▶ **Problem to work on**
Every line of the entries that holds the word "this" is to be copied.
*** Opening of Extracted information ***
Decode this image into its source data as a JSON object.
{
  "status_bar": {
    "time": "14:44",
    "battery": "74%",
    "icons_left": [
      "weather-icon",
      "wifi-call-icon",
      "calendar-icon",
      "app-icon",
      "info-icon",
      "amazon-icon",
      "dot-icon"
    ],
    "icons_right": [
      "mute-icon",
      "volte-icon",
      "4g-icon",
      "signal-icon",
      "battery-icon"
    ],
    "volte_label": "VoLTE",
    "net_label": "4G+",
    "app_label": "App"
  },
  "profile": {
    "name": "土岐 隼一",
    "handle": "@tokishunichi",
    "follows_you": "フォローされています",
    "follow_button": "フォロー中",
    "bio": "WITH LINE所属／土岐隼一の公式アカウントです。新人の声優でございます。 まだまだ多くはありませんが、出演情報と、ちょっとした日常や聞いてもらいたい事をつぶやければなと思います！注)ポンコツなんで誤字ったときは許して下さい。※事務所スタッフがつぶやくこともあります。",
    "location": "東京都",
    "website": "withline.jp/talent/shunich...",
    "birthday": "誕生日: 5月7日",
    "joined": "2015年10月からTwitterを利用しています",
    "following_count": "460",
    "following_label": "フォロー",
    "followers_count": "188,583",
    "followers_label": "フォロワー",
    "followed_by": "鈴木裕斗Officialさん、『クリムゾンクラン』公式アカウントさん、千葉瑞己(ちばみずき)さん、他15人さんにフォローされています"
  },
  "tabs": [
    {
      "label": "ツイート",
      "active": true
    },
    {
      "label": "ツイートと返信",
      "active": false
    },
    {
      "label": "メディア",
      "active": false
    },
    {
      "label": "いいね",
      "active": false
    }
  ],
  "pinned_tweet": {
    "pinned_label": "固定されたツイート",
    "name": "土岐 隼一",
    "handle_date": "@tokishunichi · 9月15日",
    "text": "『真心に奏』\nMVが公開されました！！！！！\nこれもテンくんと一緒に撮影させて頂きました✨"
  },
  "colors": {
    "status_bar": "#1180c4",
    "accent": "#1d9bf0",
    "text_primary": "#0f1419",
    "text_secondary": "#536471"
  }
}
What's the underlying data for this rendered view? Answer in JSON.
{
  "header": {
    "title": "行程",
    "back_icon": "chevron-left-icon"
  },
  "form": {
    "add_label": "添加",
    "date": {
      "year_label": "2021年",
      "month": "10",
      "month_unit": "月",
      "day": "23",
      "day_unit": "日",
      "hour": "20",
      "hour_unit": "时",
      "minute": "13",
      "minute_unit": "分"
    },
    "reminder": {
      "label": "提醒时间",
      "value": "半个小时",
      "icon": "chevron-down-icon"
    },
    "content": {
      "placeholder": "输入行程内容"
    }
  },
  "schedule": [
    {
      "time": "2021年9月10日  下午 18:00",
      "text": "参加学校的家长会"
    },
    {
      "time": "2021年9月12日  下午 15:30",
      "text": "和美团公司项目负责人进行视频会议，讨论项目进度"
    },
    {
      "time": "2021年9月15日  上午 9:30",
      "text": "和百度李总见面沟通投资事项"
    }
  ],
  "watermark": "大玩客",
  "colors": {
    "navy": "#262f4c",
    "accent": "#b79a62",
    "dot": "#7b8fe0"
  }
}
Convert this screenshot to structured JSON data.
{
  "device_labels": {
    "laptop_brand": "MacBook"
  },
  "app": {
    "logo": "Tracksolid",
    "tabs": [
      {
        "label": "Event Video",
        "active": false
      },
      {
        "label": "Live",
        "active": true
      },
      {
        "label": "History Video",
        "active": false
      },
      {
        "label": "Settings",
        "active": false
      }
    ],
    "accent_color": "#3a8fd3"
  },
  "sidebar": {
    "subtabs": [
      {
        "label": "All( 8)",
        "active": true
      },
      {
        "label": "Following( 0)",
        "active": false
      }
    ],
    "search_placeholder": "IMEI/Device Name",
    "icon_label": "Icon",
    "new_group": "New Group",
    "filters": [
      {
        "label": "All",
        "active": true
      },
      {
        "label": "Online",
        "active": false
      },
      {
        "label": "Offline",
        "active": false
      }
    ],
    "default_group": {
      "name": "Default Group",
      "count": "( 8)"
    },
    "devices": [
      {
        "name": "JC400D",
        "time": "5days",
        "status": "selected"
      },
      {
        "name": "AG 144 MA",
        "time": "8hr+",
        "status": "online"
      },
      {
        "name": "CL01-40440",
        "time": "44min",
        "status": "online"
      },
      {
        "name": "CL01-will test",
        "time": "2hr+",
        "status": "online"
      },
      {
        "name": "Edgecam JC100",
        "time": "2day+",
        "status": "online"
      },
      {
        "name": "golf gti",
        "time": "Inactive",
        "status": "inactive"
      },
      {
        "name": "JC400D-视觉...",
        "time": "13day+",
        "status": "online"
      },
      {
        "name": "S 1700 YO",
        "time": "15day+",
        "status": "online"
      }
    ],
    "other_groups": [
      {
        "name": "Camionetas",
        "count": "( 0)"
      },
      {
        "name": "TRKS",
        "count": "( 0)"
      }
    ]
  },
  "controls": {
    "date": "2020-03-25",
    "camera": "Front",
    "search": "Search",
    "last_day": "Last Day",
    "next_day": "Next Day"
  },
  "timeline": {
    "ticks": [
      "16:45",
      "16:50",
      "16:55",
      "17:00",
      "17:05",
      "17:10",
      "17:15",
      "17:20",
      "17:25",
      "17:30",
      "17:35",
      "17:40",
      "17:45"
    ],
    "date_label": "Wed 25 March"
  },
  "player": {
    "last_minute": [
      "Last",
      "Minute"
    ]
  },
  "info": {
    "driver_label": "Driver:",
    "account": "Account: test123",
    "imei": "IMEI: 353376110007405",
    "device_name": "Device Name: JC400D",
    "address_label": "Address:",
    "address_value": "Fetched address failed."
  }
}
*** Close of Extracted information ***
▶ **Result**
Decode this image into its source data as a JSON object.
What's the underlying data for this rendered view? Answer in JSON.
Convert this screenshot to structured JSON data.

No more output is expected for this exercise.